Although the infancy defense is framed in a way that makes it relevant solely at the guilt-innocence stage of a criminal trial, the doctrine's underlying rationale also supports the treatment of the young age of the offender as a factor that should mitigate punishment. Indeed, this reasoning is necessarily implicit in the case law deeming the defense to be inapplicable to a juvenile court system that is designed to rehabilitate, not punish, offenders. The criminal justice system has, in various ways, recognized that youth is relevant to mitigation of punishment (e.g., in death penalty statutes and sentencing guidelines that treat youth as a mitigating factor and in judges' sentencing decisions in individual cases) but the legislatures and courts thus far have not adopted a categorical approach to the subject of youth at sentencing. Indeed, the Supreme Court has held that the Eighth Amendment's cruel and unusual punishment clause does not bar execution of children who were at least sixteen at the time of the crime (Stanford v. Kentucky, 492 U.S. 361 (1989)) even though several states' statutes and international conventions prohibit the execution of individuals who were under the age of eighteen at the time of the crime.
See also Age and Crime; Excuse: Theory; Juvenile Justice: History and Philosophy; Juvenile Justice: Juvenile Court; Juveniles in the Adult System.

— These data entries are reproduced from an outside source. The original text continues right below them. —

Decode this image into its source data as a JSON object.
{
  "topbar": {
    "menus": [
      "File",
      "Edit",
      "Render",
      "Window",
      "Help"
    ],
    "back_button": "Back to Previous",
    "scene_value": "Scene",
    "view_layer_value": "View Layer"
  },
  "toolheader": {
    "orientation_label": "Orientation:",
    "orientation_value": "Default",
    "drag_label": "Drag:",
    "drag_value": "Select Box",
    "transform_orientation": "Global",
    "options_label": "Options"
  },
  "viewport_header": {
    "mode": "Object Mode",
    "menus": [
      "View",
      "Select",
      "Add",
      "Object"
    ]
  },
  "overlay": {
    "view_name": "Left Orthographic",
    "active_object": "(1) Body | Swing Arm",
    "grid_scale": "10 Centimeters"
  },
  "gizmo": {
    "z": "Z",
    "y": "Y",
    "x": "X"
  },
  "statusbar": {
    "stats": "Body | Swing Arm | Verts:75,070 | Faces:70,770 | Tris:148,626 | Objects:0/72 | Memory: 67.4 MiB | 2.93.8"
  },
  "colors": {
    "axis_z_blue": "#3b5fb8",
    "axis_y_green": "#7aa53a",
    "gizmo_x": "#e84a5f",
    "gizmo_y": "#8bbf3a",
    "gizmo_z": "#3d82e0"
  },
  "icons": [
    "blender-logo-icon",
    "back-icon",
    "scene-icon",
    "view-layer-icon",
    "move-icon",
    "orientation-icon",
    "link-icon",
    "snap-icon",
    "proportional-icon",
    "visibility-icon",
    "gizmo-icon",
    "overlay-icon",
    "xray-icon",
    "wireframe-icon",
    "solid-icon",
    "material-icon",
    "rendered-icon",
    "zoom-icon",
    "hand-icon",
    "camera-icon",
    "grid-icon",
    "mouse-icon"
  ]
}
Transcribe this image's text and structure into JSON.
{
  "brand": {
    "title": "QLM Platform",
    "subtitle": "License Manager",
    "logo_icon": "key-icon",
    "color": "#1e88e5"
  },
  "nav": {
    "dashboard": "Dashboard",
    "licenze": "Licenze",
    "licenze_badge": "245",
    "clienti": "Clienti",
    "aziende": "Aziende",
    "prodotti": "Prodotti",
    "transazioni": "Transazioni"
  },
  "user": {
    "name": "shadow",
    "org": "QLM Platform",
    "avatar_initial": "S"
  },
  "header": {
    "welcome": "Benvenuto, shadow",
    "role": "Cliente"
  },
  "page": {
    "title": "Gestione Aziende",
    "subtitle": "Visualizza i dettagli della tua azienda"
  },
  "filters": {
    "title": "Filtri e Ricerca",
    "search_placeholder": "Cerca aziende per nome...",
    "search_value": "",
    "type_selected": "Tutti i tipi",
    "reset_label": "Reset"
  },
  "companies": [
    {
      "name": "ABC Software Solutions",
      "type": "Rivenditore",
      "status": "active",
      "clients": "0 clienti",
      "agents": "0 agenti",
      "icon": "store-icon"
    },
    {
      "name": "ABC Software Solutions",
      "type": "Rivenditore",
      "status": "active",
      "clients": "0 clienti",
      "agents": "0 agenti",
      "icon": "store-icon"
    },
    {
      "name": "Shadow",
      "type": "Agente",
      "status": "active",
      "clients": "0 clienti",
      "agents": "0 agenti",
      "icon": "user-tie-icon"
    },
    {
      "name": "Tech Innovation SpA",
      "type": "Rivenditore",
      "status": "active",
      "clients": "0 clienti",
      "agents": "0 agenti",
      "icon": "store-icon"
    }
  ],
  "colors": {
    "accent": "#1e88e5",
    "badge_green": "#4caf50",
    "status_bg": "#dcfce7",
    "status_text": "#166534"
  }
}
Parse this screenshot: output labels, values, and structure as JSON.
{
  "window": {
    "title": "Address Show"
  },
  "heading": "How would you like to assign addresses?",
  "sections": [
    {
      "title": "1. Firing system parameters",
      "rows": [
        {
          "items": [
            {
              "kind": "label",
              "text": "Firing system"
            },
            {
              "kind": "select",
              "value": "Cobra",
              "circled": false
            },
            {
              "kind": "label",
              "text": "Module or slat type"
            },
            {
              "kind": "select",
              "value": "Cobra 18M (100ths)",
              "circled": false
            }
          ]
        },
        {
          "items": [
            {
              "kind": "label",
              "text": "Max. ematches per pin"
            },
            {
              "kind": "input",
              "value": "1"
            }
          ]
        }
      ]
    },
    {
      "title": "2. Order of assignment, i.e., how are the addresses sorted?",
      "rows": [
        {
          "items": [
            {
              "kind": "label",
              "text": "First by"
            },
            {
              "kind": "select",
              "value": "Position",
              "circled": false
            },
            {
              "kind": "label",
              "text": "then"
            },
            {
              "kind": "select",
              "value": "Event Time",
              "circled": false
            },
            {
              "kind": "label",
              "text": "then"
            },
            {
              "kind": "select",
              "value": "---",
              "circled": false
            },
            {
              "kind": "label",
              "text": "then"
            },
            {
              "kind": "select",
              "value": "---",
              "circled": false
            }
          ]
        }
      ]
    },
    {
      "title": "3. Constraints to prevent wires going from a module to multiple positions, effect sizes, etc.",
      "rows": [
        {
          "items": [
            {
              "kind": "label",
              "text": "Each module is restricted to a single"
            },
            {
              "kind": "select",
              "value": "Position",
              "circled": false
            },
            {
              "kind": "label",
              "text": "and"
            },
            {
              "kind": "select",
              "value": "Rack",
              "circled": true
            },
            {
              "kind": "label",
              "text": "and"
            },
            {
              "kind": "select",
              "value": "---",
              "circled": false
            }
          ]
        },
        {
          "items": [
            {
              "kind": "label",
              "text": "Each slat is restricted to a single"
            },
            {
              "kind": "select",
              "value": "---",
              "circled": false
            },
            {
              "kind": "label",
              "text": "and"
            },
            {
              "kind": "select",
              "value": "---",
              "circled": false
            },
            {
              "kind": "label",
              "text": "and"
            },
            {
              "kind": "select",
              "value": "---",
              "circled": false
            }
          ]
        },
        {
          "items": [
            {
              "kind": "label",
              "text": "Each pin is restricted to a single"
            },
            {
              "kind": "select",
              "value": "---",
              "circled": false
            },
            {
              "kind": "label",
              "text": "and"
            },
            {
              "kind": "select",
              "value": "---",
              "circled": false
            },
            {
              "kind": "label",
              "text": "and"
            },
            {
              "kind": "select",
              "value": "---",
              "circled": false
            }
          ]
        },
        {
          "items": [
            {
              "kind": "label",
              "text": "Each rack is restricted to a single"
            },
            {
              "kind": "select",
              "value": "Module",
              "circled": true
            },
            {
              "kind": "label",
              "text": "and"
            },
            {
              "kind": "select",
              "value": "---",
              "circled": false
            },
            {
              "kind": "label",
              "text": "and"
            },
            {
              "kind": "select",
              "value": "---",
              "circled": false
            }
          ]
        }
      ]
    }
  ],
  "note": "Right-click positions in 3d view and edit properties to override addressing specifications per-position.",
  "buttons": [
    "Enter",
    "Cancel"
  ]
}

Bazelon, Lara. "Note. Exploding the Superpredator Myth: Why Infancy is the Pre-Adolescent's Best Defense in Juvenile Court." New York University Law Review 75 (April 2000).
Blackstone, William. Commentaries on the Law of England. Philadelphia: Robert H. Small, 1825.
Hale, Matthew. The History of the Pleas of the Crown. Dublin: E. Lynch, 1860.
Scott, Elizabeth S., and Grisso, Thomas. "The Evolution of Adolescence: A Developmental Perspective on Juvenile Justice Reform." Journal of Criminal Law and Criminology 88, no. 1 (1997): 137–189.
Walkover, Andrew. "The Infancy Defense in the New Juvenile Court." UCLA Law Review 31, no. 3 (1984): 503–562.